%%
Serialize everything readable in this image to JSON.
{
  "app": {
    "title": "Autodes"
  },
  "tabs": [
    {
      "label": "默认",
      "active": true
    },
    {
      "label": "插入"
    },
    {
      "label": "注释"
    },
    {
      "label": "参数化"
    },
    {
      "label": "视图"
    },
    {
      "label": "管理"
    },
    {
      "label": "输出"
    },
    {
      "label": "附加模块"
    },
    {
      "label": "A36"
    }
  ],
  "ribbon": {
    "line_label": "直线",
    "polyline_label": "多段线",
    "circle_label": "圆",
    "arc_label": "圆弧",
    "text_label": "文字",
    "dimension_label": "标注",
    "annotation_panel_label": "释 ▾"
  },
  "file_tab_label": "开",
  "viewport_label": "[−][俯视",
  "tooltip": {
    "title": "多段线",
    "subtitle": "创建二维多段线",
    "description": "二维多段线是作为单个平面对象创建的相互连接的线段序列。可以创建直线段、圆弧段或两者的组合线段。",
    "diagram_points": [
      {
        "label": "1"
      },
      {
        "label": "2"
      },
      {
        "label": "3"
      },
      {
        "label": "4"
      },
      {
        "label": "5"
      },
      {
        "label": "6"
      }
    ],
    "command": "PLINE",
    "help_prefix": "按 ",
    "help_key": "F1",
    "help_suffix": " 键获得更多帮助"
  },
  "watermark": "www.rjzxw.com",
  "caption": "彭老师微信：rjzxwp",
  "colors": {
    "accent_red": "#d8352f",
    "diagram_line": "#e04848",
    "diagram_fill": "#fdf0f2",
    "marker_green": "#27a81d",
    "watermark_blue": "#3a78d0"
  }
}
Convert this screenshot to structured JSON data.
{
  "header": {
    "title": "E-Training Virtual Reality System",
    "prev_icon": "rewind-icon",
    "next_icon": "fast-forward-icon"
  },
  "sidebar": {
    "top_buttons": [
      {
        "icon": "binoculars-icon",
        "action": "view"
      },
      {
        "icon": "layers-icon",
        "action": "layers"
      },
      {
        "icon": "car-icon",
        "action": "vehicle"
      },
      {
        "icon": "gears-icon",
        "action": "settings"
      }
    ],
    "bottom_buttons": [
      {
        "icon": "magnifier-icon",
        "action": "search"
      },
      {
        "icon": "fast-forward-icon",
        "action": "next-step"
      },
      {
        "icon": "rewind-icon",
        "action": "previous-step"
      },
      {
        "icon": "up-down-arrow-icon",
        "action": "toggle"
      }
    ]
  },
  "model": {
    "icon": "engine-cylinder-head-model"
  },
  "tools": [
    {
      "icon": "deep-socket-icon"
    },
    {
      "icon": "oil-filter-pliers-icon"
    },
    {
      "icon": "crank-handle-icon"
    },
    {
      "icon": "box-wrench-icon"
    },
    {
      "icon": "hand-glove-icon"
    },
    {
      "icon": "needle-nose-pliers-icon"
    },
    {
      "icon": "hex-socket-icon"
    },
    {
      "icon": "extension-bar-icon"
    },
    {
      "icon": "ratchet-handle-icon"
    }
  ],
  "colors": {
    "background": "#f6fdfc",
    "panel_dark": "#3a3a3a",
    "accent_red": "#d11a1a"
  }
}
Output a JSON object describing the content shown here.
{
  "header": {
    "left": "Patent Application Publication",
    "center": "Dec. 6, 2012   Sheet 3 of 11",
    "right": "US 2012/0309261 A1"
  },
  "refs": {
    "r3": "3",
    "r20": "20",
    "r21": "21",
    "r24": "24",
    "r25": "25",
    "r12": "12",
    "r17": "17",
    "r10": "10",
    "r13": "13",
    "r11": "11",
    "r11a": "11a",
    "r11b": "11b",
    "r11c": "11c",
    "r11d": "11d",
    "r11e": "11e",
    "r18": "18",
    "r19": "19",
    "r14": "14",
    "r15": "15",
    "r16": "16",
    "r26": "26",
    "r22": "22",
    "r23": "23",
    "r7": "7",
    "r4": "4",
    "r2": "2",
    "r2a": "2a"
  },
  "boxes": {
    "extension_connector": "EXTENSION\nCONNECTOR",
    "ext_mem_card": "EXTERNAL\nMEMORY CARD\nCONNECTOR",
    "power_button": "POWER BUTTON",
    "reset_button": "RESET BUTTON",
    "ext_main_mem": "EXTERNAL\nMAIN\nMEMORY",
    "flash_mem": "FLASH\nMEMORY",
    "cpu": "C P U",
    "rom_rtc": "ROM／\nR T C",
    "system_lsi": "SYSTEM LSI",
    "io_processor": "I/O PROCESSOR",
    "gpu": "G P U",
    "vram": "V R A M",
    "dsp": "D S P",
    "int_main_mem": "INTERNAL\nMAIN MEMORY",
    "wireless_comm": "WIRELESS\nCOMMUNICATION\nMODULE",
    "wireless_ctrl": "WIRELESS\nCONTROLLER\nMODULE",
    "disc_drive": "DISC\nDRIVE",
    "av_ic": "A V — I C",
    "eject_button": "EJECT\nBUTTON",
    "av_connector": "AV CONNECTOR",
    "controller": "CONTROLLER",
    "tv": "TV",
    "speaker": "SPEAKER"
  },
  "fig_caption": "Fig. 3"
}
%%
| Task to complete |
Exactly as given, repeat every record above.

| Result of this task |
Serialize everything readable in this image to JSON.
{
  "app": {
    "title": "Autodes"
  },
  "tabs": [
    {
      "label": "默认",
      "active": true
    },
    {
      "label": "插入"
    },
    {
      "label": "注释"
    },
    {
      "label": "参数化"
    },
    {
      "label": "视图"
    },
    {
      "label": "管理"
    },
    {
      "label": "输出"
    },
    {
      "label": "附加模块"
    },
    {
      "label": "A36"
    }
  ],
  "ribbon": {
    "line_label": "直线",
    "polyline_label": "多段线",
    "circle_label": "圆",
    "arc_label": "圆弧",
    "text_label": "文字",
    "dimension_label": "标注",
    "annotation_panel_label": "释 ▾"
  },
  "file_tab_label": "开",
  "viewport_label": "[−][俯视",
  "tooltip": {
    "title": "多段线",
    "subtitle": "创建二维多段线",
    "description": "二维多段线是作为单个平面对象创建的相互连接的线段序列。可以创建直线段、圆弧段或两者的组合线段。",
    "diagram_points": [
      {
        "label": "1"
      },
      {
        "label": "2"
      },
      {
        "label": "3"
      },
      {
        "label": "4"
      },
      {
        "label": "5"
      },
      {
        "label": "6"
      }
    ],
    "command": "PLINE",
    "help_prefix": "按 ",
    "help_key": "F1",
    "help_suffix": " 键获得更多帮助"
  },
  "watermark": "www.rjzxw.com",
  "caption": "彭老师微信：rjzxwp",
  "colors": {
    "accent_red": "#d8352f",
    "diagram_line": "#e04848",
    "diagram_fill": "#fdf0f2",
    "marker_green": "#27a81d",
    "watermark_blue": "#3a78d0"
  }
}
Convert this screenshot to structured JSON data.
{
  "header": {
    "title": "E-Training Virtual Reality System",
    "prev_icon": "rewind-icon",
    "next_icon": "fast-forward-icon"
  },
  "sidebar": {
    "top_buttons": [
      {
        "icon": "binoculars-icon",
        "action": "view"
      },
      {
        "icon": "layers-icon",
        "action": "layers"
      },
      {
        "icon": "car-icon",
        "action": "vehicle"
      },
      {
        "icon": "gears-icon",
        "action": "settings"
      }
    ],
    "bottom_buttons": [
      {
        "icon": "magnifier-icon",
        "action": "search"
      },
      {
        "icon": "fast-forward-icon",
        "action": "next-step"
      },
      {
        "icon": "rewind-icon",
        "action": "previous-step"
      },
      {
        "icon": "up-down-arrow-icon",
        "action": "toggle"
      }
    ]
  },
  "model": {
    "icon": "engine-cylinder-head-model"
  },
  "tools": [
    {
      "icon": "deep-socket-icon"
    },
    {
      "icon": "oil-filter-pliers-icon"
    },
    {
      "icon": "crank-handle-icon"
    },
    {
      "icon": "box-wrench-icon"
    },
    {
      "icon": "hand-glove-icon"
    },
    {
      "icon": "needle-nose-pliers-icon"
    },
    {
      "icon": "hex-socket-icon"
    },
    {
      "icon": "extension-bar-icon"
    },
    {
      "icon": "ratchet-handle-icon"
    }
  ],
  "colors": {
    "background": "#f6fdfc",
    "panel_dark": "#3a3a3a",
    "accent_red": "#d11a1a"
  }
}
Output a JSON object describing the content shown here.
{
  "header": {
    "left": "Patent Application Publication",
    "center": "Dec. 6, 2012   Sheet 3 of 11",
    "right": "US 2012/0309261 A1"
  },
  "refs": {
    "r3": "3",
    "r20": "20",
    "r21": "21",
    "r24": "24",
    "r25": "25",
    "r12": "12",
    "r17": "17",
    "r10": "10",
    "r13": "13",
    "r11": "11",
    "r11a": "11a",
    "r11b": "11b",
    "r11c": "11c",
    "r11d": "11d",
    "r11e": "11e",
    "r18": "18",
    "r19": "19",
    "r14": "14",
    "r15": "15",
    "r16": "16",
    "r26": "26",
    "r22": "22",
    "r23": "23",
    "r7": "7",
    "r4": "4",
    "r2": "2",
    "r2a": "2a"
  },
  "boxes": {
    "extension_connector": "EXTENSION\nCONNECTOR",
    "ext_mem_card": "EXTERNAL\nMEMORY CARD\nCONNECTOR",
    "power_button": "POWER BUTTON",
    "reset_button": "RESET BUTTON",
    "ext_main_mem": "EXTERNAL\nMAIN\nMEMORY",
    "flash_mem": "FLASH\nMEMORY",
    "cpu": "C P U",
    "rom_rtc": "ROM／\nR T C",
    "system_lsi": "SYSTEM LSI",
    "io_processor": "I/O PROCESSOR",
    "gpu": "G P U",
    "vram": "V R A M",
    "dsp": "D S P",
    "int_main_mem": "INTERNAL\nMAIN MEMORY",
    "wireless_comm": "WIRELESS\nCOMMUNICATION\nMODULE",
    "wireless_ctrl": "WIRELESS\nCONTROLLER\nMODULE",
    "disc_drive": "DISC\nDRIVE",
    "av_ic": "A V — I C",
    "eject_button": "EJECT\nBUTTON",
    "av_connector": "AV CONNECTOR",
    "controller": "CONTROLLER",
    "tv": "TV",
    "speaker": "SPEAKER"
  },
  "fig_caption": "Fig. 3"
}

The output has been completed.